If House Republicans are given the chance, they'll end real investigations and start electoral schemes masquerading as oversight hearings.
House Minority Leader Kevin McCarthy speaks  during a meeting with House Republicans on Aug. 30, 2021 in Washington, DC.
House Minority Leader Kevin McCarthy speaks during a meeting with House Republicans on Aug. 30, 2021 in Washington, DC.Drew Angerer / Getty Images file

House Minority Leader Kevin McCarthy made an infamous mistake in September 2015: The California Republican effectively admitted that the Republicans' Benghazi investigation was a political scheme to undermine Hillary Clinton's presidential campaign. It was a striking reminder that GOP leaders were comfortable using congressional probes for electoral purposes.

Six years later, it's hardly a secret that the party has similar ambitions. Just a few weeks ago, Republican Rep. Matt Gaetz of Florida, looking ahead to the next Congress, told reporters, "We are going to take power after this next election and when we do, it's not going to be the days of Paul Ryan and Trey Gowdy and no real oversight and no real subpoenas. It's going to be the days of Jim Jordan and Marjorie Taylor Greene and Dr. [Paul] Gosar and myself doing everything to get the answers to these questions."

But what, exactly, are the questions? Nearly a year into Joe Biden's presidency, there have been no meaningful political scandals for his GOP detractors to scrutinize, but Axios reported that House Republicans, hoping to reclaim a majority next year, are already writing up a list.

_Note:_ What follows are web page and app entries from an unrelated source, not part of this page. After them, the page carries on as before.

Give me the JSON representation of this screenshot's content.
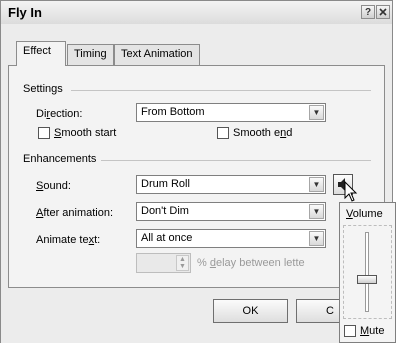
{
  "dialog": {
    "title": "Fly In",
    "help_button": "?",
    "close_button": "✕"
  },
  "tabs": [
    {
      "label": "Effect",
      "active": true
    },
    {
      "label": "Timing",
      "active": false
    },
    {
      "label": "Text Animation",
      "active": false
    }
  ],
  "settings": {
    "group_label": "Settings",
    "direction": {
      "label_pre": "Di",
      "label_u": "r",
      "label_post": "ection:",
      "value": "From Bottom"
    },
    "smooth_start": {
      "label_u": "S",
      "label_post": "mooth start",
      "checked": false
    },
    "smooth_end": {
      "label_pre": "Smooth e",
      "label_u": "n",
      "label_post": "d",
      "checked": false
    }
  },
  "enhancements": {
    "group_label": "Enhancements",
    "sound": {
      "label_u": "S",
      "label_post": "ound:",
      "value": "Drum Roll"
    },
    "after_animation": {
      "label_u": "A",
      "label_post": "fter animation:",
      "value": "Don't Dim"
    },
    "animate_text": {
      "label_pre": "Animate te",
      "label_u": "x",
      "label_post": "t:",
      "value": "All at once"
    },
    "delay": {
      "value": "",
      "suffix_pre": "% ",
      "suffix_u": "d",
      "suffix_post": "elay between lette"
    }
  },
  "buttons": {
    "ok": "OK",
    "cancel": "C"
  },
  "volume_popup": {
    "title_u": "V",
    "title_post": "olume",
    "level": 0.4,
    "mute_label_u": "M",
    "mute_label_post": "ute",
    "mute_checked": false
  },
  "icons": {
    "speaker": "speaker-icon",
    "cursor": "mouse-cursor-icon"
  }
}
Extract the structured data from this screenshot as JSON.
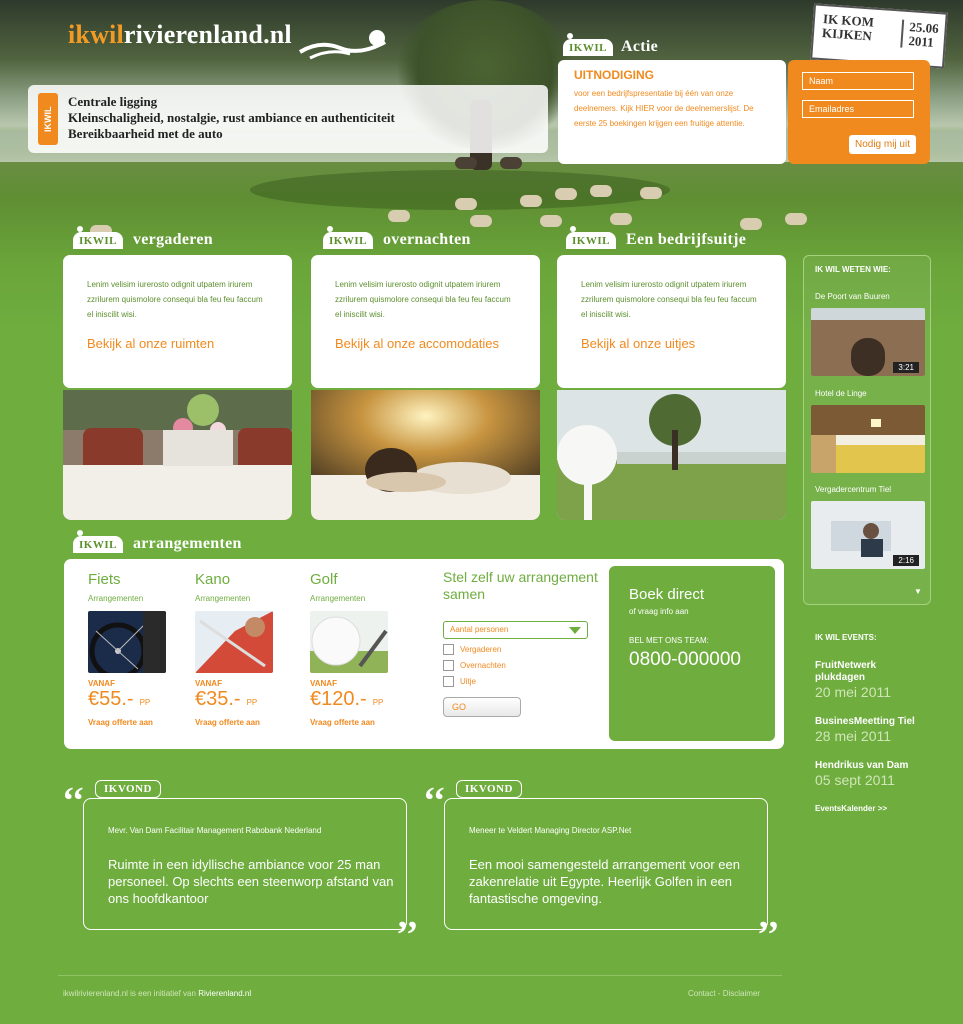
{
  "header": {
    "logo_part1": "ikwil",
    "logo_part2": "rivierenland.nl",
    "usp_tag": "IKWIL",
    "usp_items": [
      "Centrale ligging",
      "Kleinschaligheid, nostalgie, rust ambiance en authenticiteit",
      "Bereikbaarheid met de auto"
    ],
    "stamp_line1": "IK KOM",
    "stamp_line2": "KIJKEN",
    "stamp_date1": "25.06",
    "stamp_date2": "2011"
  },
  "actie": {
    "badge": "IKWIL",
    "title": "Actie",
    "heading": "UITNODIGING",
    "body": "voor een bedrijfspresentatie bij één van onze deelnemers. Kijk HIER voor de deelnemerslijst. De eerste 25 boekingen krijgen een fruitige attentie.",
    "name_placeholder": "Naam",
    "email_placeholder": "Emailadres",
    "submit_label": "Nodig mij uit"
  },
  "columns": [
    {
      "badge": "IKWIL",
      "title": "vergaderen",
      "text": "Lenim velisim iurerosto odignit utpatem iriurem zzrilurem quismolore consequi bla feu feu faccum el iniscilit wisi.",
      "link": "Bekijk al onze ruimten"
    },
    {
      "badge": "IKWIL",
      "title": "overnachten",
      "text": "Lenim velisim iurerosto odignit utpatem iriurem zzrilurem quismolore consequi bla feu feu faccum el iniscilit wisi.",
      "link": "Bekijk al onze accomodaties"
    },
    {
      "badge": "IKWIL",
      "title": "Een bedrijfsuitje",
      "text": "Lenim velisim iurerosto odignit utpatem iriurem zzrilurem quismolore consequi bla feu feu faccum el iniscilit wisi.",
      "link": "Bekijk al onze uitjes"
    }
  ],
  "sidebar": {
    "heading": "IK WIL WETEN WIE:",
    "items": [
      {
        "name": "De Poort van Buuren",
        "duration": "3:21"
      },
      {
        "name": "Hotel de Linge",
        "duration": ""
      },
      {
        "name": "Vergadercentrum Tiel",
        "duration": "2:16"
      }
    ],
    "more_icon": "▼"
  },
  "events": {
    "heading": "IK WIL EVENTS:",
    "items": [
      {
        "title": "FruitNetwerk plukdagen",
        "date": "20 mei 2011"
      },
      {
        "title": "BusinesMeetting Tiel",
        "date": "28 mei 2011"
      },
      {
        "title": "Hendrikus van Dam",
        "date": "05 sept 2011"
      }
    ],
    "calendar_link": "EventsKalender >>"
  },
  "arrangementen": {
    "badge": "IKWIL",
    "title": "arrangementen",
    "products": [
      {
        "name": "Fiets",
        "sub": "Arrangementen",
        "vanaf": "VANAF",
        "price": "€55.-",
        "pp": "PP",
        "quote": "Vraag offerte aan"
      },
      {
        "name": "Kano",
        "sub": "Arrangementen",
        "vanaf": "VANAF",
        "price": "€35.-",
        "pp": "PP",
        "quote": "Vraag offerte aan"
      },
      {
        "name": "Golf",
        "sub": "Arrangementen",
        "vanaf": "VANAF",
        "price": "€120.-",
        "pp": "PP",
        "quote": "Vraag offerte aan"
      }
    ],
    "stel_title": "Stel zelf uw arrangement samen",
    "select_value": "Aantal personen",
    "checkboxes": [
      "Vergaderen",
      "Overnachten",
      "Uitje"
    ],
    "go_label": "GO",
    "boek_title": "Boek direct",
    "boek_sub": "of vraag info aan",
    "team_label": "BEL MET ONS TEAM:",
    "phone": "0800-000000"
  },
  "quotes": [
    {
      "tag": "IKVOND",
      "who": "Mevr. Van Dam Facilitair Management Rabobank Nederland",
      "text": "Ruimte in een idyllische ambiance voor 25 man personeel. Op slechts een steenworp afstand van ons hoofdkantoor"
    },
    {
      "tag": "IKVOND",
      "who": "Meneer te Veldert Managing Director ASP.Net",
      "text": "Een mooi samengesteld arrangement voor een zakenrelatie uit Egypte. Heerlijk Golfen in een fantastische omgeving."
    }
  ],
  "footer": {
    "left_prefix": "ikwilrivierenland.nl is een initiatief van",
    "left_link": "Rivierenland.nl",
    "contact": "Contact",
    "sep": "-",
    "disclaimer": "Disclaimer"
  },
  "colors": {
    "green": "#6fad3f",
    "orange": "#f08a1f"
  }
}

The plans, obtained exclusively by Axios, show House Republican Leader Kevin McCarthy would make muscular use of majority powers for the last two years of President Biden's term if, as expected, the GOP wins the majority in next year's midterms. McCarthy plans to send a spate of "preservation notices" to departments throughout Biden's Cabinet, ordering them to retain documents that might be needed for future GOP oversight hearings.

Right off the bat, we already know that a House Republican majority, should it materialize, would end the investigation into the Jan. 6 attack. It's one of the reasons that the bipartisan panel is racing to get answers now — because it has 12 months to get answers and release its findings.

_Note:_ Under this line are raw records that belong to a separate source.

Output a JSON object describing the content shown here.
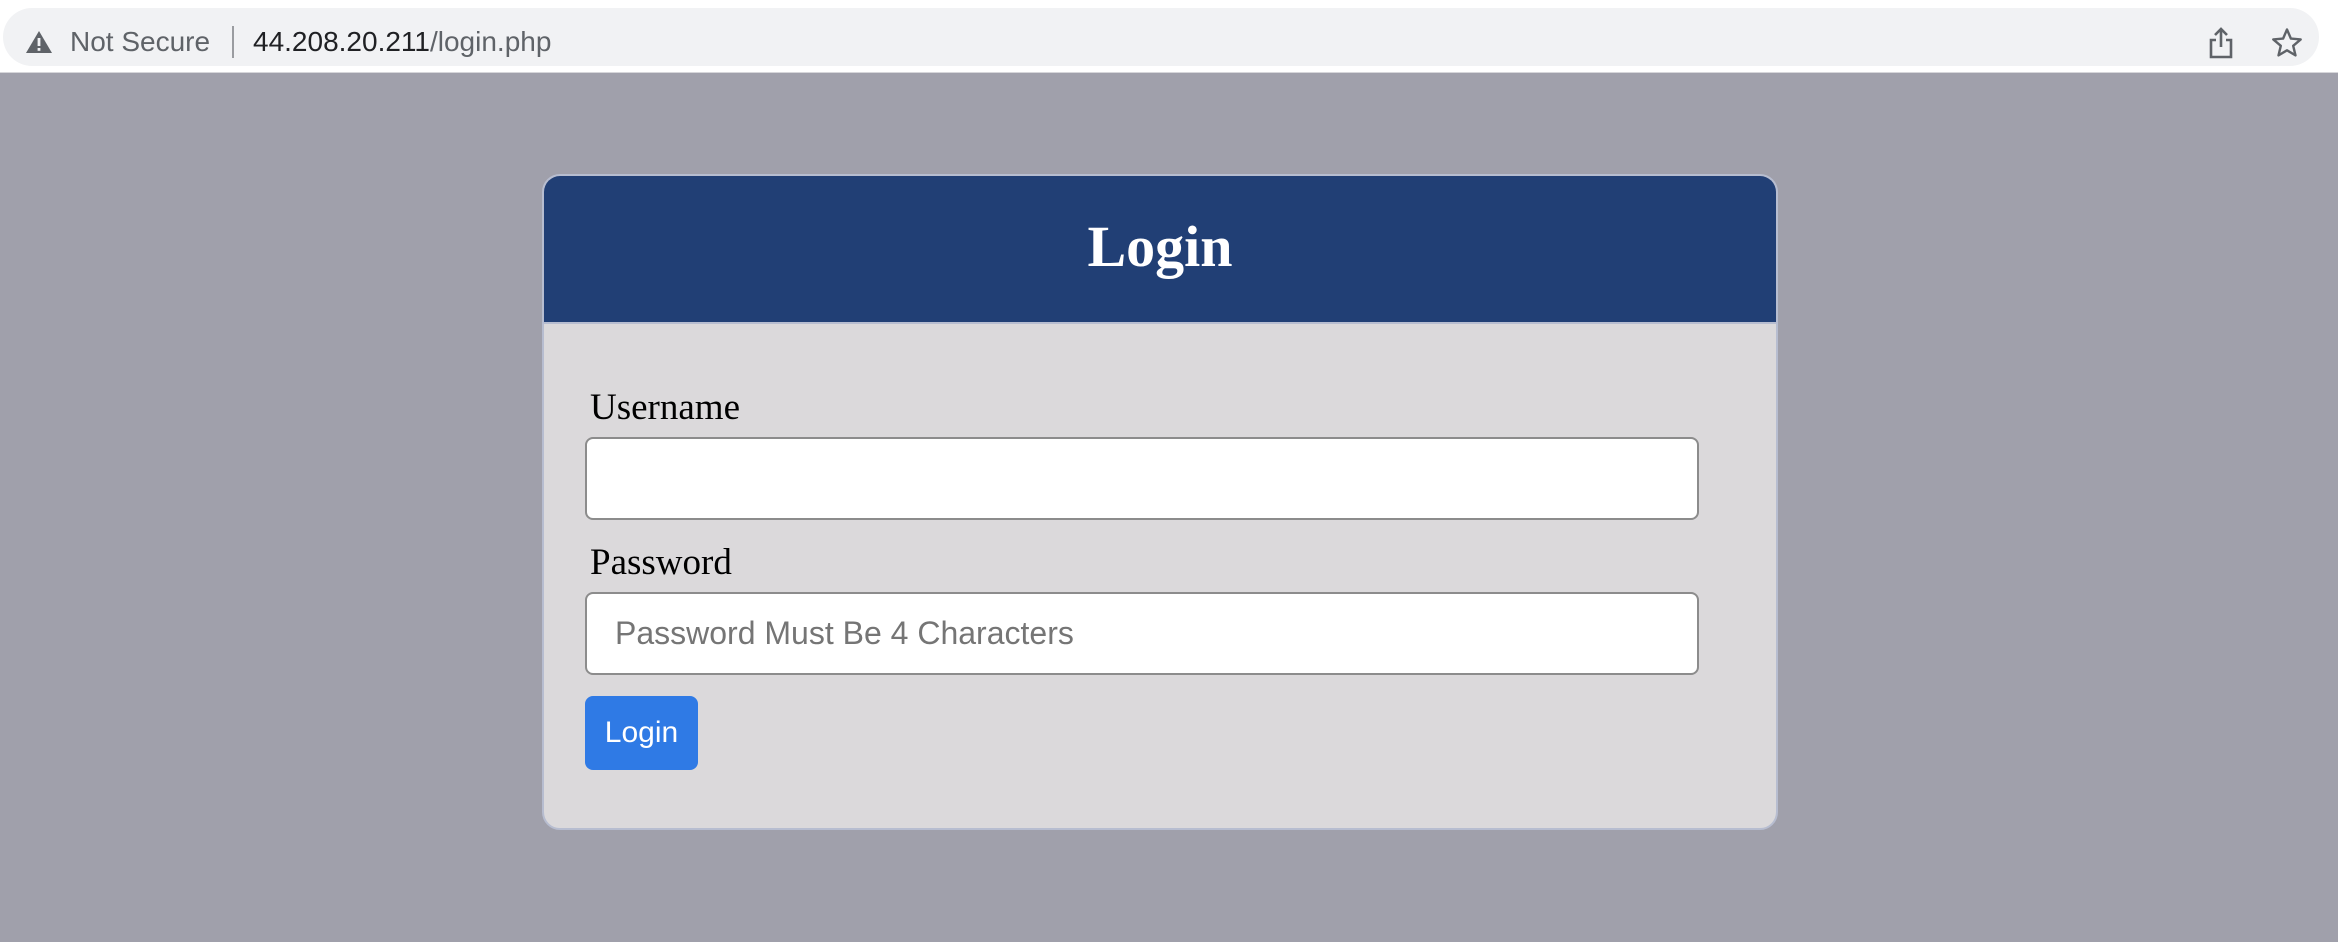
{
  "browser": {
    "security_label": "Not Secure",
    "url_host": "44.208.20.211",
    "url_path": "/login.php",
    "icons": {
      "warning": "warning-triangle-icon",
      "share": "share-icon",
      "bookmark": "star-icon"
    }
  },
  "login_form": {
    "title": "Login",
    "username_label": "Username",
    "username_value": "",
    "username_placeholder": "",
    "password_label": "Password",
    "password_value": "",
    "password_placeholder": "Password Must Be 4 Characters",
    "submit_label": "Login"
  },
  "colors": {
    "page_background": "#a0a0ab",
    "header_background": "#213f75",
    "card_background": "#dbd9db",
    "button_background": "#2f7ae5"
  }
}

We also know how likely it is that the GOP won't have a legislative agenda to work on — especially given the Democratic White House — which means the party can invest all of its energies into electoral schemes masquerading as congressional oversight hearings.

As for what, specifically, Republicans intend to investigate, Axios' report pointed to some doozies, including dubious concerns that the NSA spied on Fox News' Tucker Carlson and the Justice Department's efforts to protect educators from violent threats.

Remember, this isn't a situation in which GOP lawmakers genuinely believe the NSA spied on a conservative media host, or that federal law enforcement sent FBI agents to unsuspecting homes to harass parents for asking harmless questions at school board meetings. It's McCarthy's 2015 Benghazi strategy all over again: Republicans believe they can score political points by way of congressional spectacles.

The party has an unfortunate track record in this area — remember when then-Rep. Dan Burton shot a melon in his back yard in pursuit of anti-Clinton conspiracy theories? — and if voters give Republicans a chance, the GOP seems eager to make matters worse.

Axios' report concluded, "McCarthy plans to beef up staff, counsel and other resources to be ready to extract information beginning Day 1 if the GOP gets the gavel." Watch this space.